▶ _GOAL OF THE EXERCISE_
In the records below, find each line with "JSON" and copy it.

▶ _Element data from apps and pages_
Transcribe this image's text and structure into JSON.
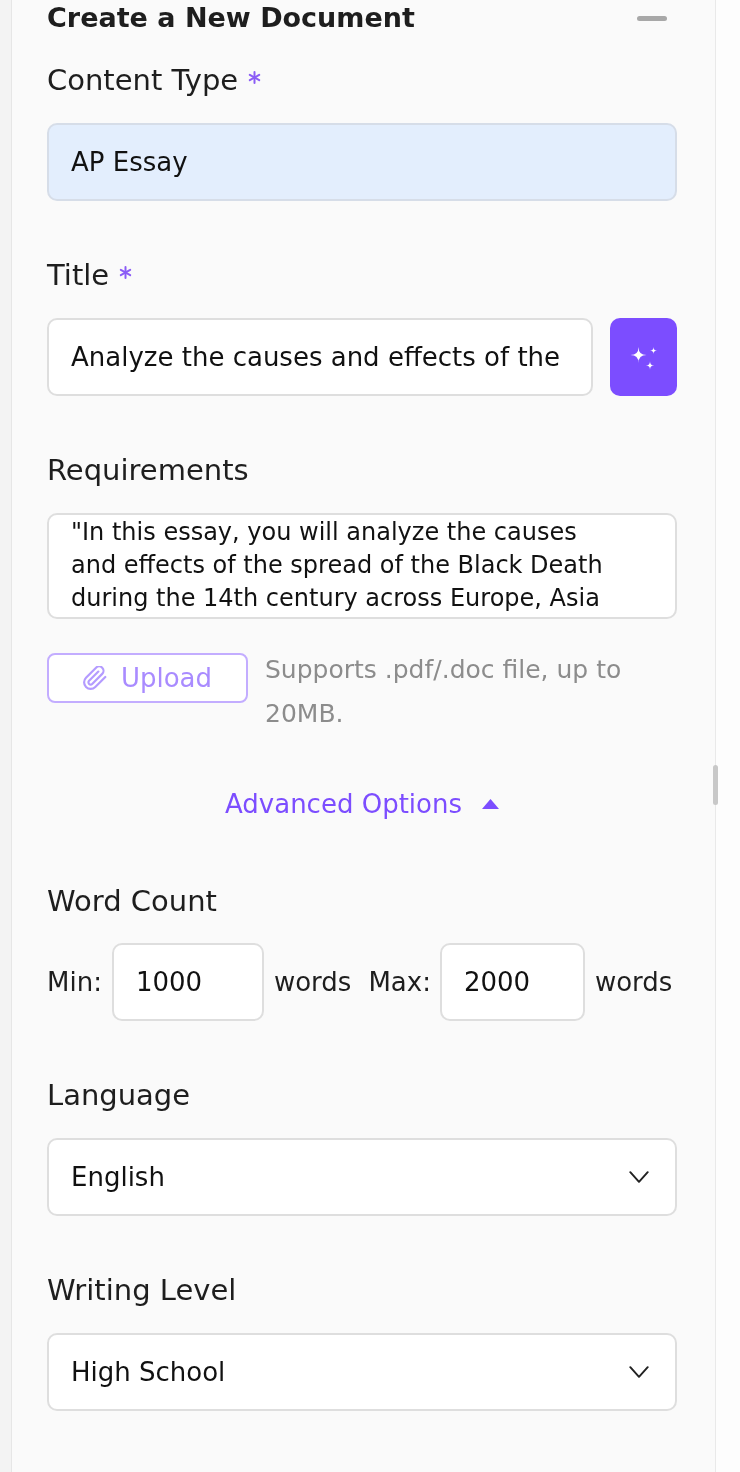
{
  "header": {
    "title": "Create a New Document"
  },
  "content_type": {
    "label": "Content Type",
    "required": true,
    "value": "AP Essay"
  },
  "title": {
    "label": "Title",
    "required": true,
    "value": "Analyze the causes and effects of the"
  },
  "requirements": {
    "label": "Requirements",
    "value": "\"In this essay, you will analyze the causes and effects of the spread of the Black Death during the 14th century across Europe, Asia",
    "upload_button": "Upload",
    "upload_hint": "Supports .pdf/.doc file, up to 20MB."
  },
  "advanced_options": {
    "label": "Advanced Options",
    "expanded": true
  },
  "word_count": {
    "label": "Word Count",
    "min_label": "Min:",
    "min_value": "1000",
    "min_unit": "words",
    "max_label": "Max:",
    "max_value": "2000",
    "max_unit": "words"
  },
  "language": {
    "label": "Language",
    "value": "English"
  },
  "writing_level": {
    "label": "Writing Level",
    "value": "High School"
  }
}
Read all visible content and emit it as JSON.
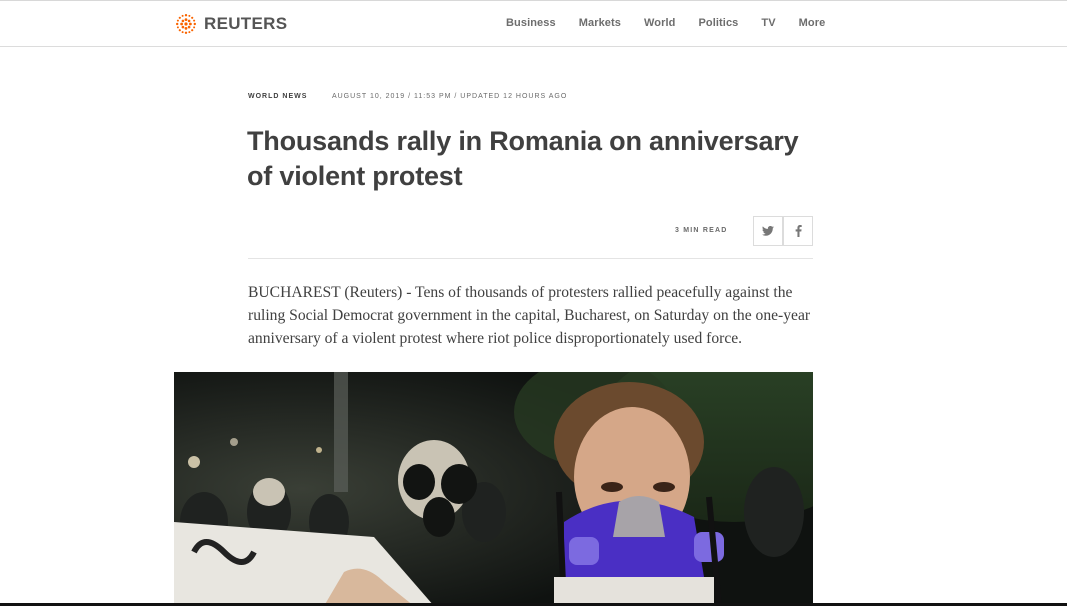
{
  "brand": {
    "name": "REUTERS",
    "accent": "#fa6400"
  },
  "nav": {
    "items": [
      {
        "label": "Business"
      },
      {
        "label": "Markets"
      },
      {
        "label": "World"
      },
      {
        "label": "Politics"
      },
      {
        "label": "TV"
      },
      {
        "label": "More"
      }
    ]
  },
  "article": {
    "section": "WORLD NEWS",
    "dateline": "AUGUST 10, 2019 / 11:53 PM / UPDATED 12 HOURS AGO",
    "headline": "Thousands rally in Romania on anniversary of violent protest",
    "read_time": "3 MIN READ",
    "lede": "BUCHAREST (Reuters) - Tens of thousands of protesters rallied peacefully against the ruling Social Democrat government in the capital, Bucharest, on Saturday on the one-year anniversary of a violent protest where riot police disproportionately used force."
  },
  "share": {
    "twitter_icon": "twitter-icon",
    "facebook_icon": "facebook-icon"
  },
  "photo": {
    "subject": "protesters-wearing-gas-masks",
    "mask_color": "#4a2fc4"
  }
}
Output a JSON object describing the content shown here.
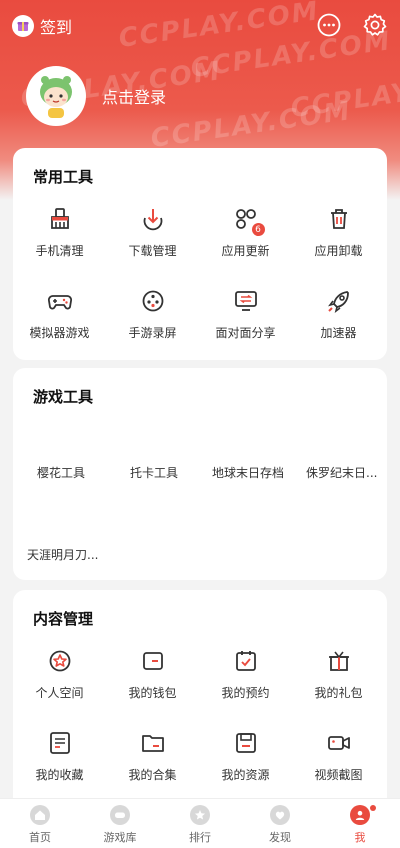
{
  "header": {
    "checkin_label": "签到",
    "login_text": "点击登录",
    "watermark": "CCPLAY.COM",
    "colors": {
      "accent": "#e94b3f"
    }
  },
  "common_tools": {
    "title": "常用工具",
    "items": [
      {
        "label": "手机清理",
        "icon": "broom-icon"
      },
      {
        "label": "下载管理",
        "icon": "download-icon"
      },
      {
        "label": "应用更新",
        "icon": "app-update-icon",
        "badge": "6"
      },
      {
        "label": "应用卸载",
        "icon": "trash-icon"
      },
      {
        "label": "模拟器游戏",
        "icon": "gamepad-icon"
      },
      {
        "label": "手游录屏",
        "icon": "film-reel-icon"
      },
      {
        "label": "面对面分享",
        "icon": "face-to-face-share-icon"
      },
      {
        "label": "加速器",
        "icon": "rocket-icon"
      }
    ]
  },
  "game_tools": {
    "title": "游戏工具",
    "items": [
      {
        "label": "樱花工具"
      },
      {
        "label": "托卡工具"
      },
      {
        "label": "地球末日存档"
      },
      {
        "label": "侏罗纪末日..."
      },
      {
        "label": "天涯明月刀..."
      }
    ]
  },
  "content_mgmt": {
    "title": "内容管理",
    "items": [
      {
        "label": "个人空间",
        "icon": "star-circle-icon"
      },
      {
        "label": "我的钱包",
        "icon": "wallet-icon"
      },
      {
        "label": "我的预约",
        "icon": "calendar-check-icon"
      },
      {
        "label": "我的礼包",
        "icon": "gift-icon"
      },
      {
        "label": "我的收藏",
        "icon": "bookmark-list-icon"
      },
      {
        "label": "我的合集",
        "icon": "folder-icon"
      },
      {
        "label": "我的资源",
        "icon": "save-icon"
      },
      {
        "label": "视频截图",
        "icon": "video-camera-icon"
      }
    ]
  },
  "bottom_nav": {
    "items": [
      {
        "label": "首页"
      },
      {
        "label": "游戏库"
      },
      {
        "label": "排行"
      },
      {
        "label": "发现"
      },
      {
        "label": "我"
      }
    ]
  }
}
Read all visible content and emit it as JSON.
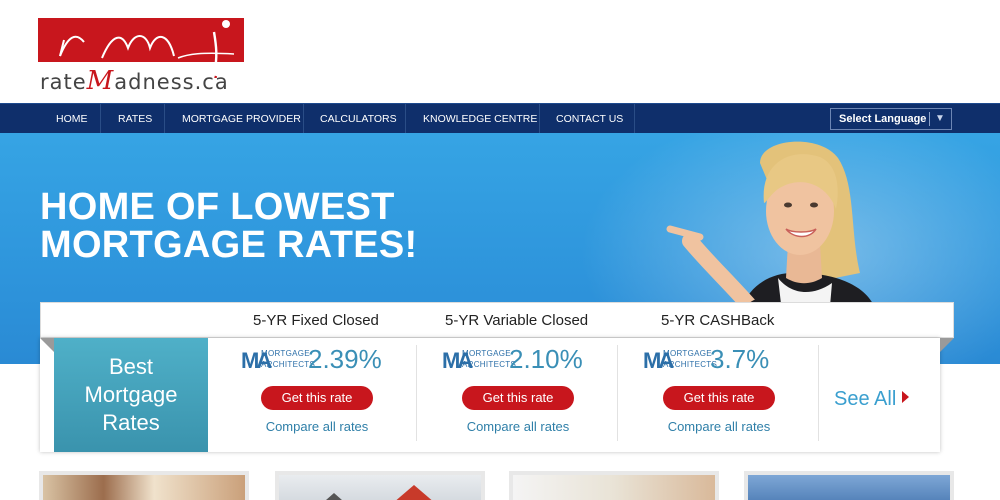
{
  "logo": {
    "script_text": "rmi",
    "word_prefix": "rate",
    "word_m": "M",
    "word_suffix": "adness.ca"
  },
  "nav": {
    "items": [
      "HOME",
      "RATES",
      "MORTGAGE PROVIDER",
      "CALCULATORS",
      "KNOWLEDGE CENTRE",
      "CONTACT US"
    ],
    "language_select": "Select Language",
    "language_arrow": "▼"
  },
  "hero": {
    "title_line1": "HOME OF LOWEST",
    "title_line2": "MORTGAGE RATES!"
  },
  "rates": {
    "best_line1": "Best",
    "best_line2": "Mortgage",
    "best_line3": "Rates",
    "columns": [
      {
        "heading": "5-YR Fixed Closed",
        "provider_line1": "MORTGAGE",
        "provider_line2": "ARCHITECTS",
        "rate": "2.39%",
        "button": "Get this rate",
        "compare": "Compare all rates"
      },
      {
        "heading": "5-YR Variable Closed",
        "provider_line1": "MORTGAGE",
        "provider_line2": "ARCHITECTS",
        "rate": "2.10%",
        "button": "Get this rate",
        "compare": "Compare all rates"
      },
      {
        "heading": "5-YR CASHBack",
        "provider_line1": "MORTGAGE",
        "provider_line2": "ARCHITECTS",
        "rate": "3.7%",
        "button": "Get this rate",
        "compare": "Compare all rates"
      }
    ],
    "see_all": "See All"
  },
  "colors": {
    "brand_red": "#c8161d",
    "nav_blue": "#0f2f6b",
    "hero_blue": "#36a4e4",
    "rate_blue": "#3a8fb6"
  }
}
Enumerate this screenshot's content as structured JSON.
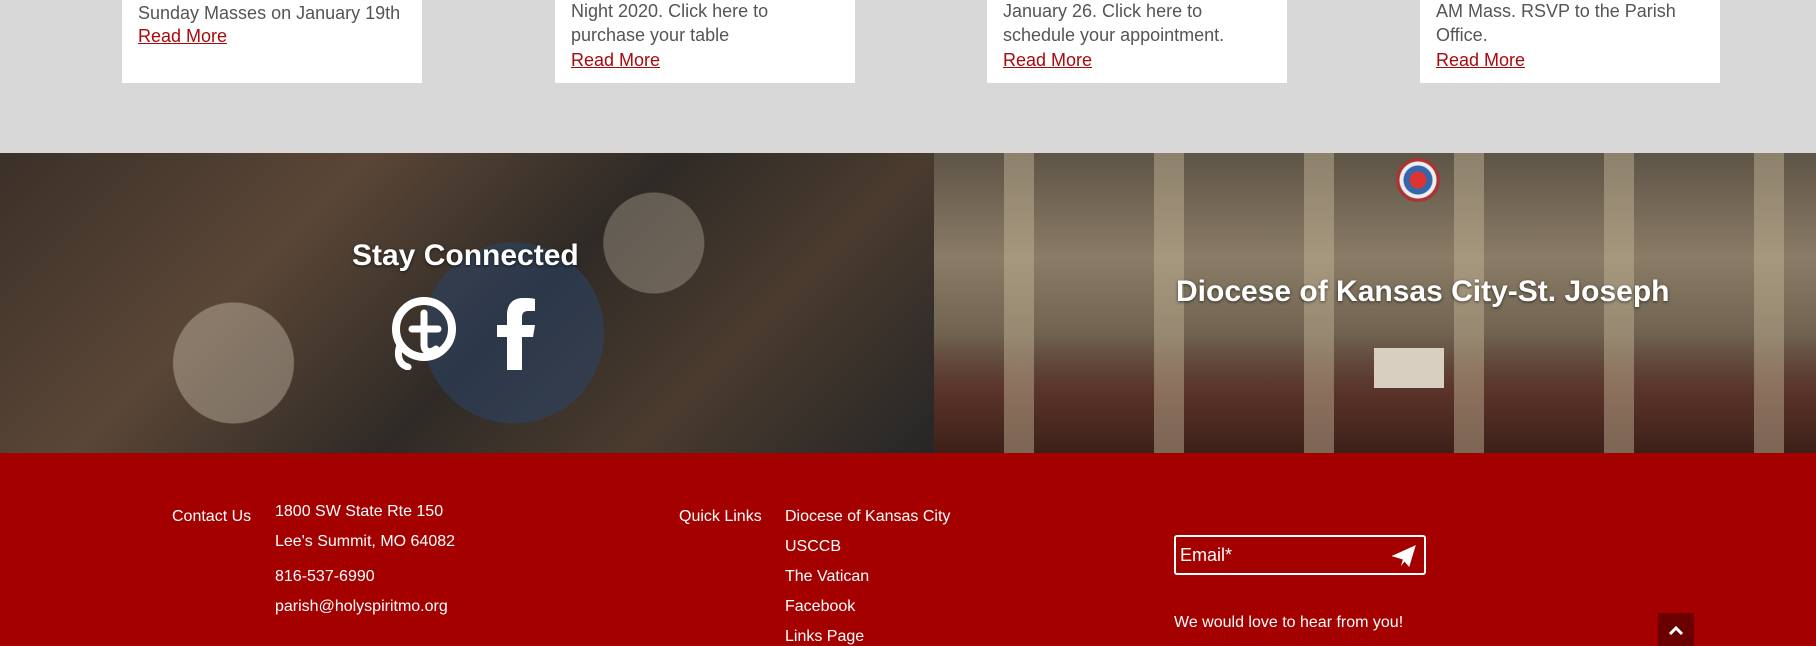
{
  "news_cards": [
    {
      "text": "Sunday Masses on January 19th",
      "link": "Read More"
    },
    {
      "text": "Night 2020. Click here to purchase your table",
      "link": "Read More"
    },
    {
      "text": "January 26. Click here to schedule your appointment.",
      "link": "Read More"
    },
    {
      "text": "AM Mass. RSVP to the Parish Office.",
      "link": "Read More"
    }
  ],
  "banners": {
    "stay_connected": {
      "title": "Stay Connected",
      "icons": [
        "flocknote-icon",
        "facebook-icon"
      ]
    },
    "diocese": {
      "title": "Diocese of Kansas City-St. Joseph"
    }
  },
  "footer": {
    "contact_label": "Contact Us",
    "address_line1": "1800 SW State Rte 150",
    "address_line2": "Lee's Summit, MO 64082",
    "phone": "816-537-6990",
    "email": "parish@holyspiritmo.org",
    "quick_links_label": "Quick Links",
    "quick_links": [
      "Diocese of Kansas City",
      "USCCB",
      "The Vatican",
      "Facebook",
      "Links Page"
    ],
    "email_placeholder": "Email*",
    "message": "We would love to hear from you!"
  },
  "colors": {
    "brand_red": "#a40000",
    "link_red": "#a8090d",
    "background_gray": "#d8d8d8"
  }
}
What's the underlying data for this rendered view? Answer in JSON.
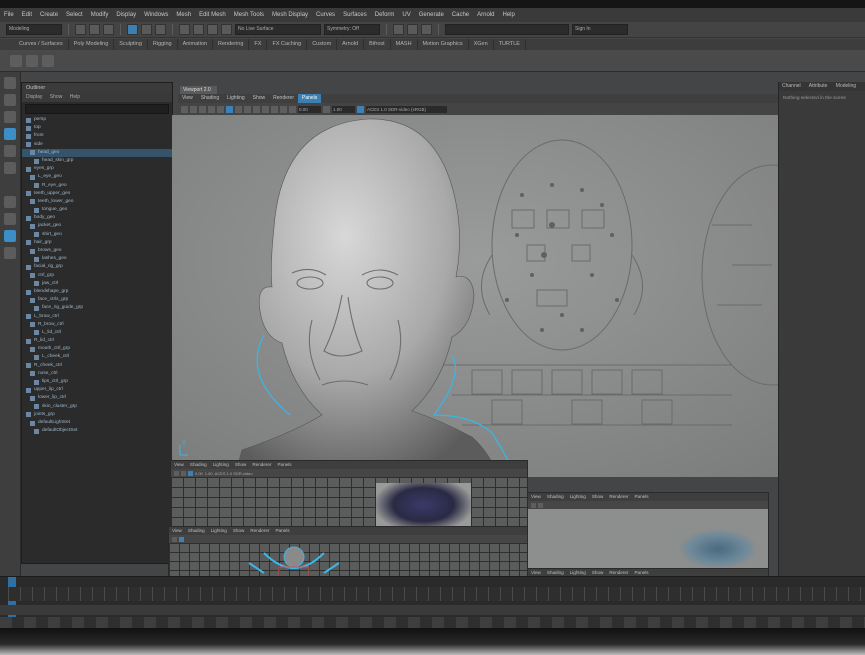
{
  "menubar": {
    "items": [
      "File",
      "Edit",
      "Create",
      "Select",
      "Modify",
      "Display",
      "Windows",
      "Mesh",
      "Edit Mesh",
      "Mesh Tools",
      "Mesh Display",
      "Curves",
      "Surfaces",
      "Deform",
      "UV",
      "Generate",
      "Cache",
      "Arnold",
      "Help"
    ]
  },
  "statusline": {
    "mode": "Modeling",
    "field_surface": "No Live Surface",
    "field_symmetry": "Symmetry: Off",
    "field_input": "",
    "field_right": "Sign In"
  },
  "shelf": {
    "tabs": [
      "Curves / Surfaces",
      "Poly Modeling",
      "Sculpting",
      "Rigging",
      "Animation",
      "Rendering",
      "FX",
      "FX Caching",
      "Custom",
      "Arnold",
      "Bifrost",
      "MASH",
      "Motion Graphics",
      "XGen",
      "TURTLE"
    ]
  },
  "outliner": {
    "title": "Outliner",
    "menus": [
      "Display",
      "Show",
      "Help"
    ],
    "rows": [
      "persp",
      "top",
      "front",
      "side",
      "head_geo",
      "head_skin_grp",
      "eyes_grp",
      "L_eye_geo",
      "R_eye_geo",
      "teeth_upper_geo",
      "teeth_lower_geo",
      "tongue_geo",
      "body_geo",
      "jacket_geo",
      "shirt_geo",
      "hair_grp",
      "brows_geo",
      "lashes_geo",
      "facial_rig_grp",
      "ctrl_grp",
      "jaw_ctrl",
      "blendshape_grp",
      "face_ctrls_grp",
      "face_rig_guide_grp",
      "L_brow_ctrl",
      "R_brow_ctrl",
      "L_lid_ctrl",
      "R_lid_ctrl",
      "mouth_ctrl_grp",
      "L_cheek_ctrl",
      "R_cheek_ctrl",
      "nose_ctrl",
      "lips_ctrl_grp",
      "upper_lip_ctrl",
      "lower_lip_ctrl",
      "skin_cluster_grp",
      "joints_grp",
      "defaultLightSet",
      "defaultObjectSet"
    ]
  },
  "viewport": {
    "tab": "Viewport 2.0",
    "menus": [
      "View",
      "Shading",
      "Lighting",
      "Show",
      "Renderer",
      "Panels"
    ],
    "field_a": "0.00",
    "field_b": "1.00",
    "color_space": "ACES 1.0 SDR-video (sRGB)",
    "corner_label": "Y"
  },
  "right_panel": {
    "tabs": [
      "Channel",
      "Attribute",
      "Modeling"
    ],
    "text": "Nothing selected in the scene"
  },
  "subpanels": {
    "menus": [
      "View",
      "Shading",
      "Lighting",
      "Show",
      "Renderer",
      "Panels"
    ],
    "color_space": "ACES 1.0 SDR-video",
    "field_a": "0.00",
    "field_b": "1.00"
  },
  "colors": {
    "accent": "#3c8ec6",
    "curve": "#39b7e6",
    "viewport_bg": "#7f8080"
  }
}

▶ _SOLUTION_
Transcribe this image's text and structure into JSON.
Read all visible content and emit it as JSON.
Output a JSON object describing the content shown here.
Read all visible content and emit it as JSON.
Enumerate this screenshot's content as structured JSON.
What's the underlying data for this rendered view? Answer in JSON.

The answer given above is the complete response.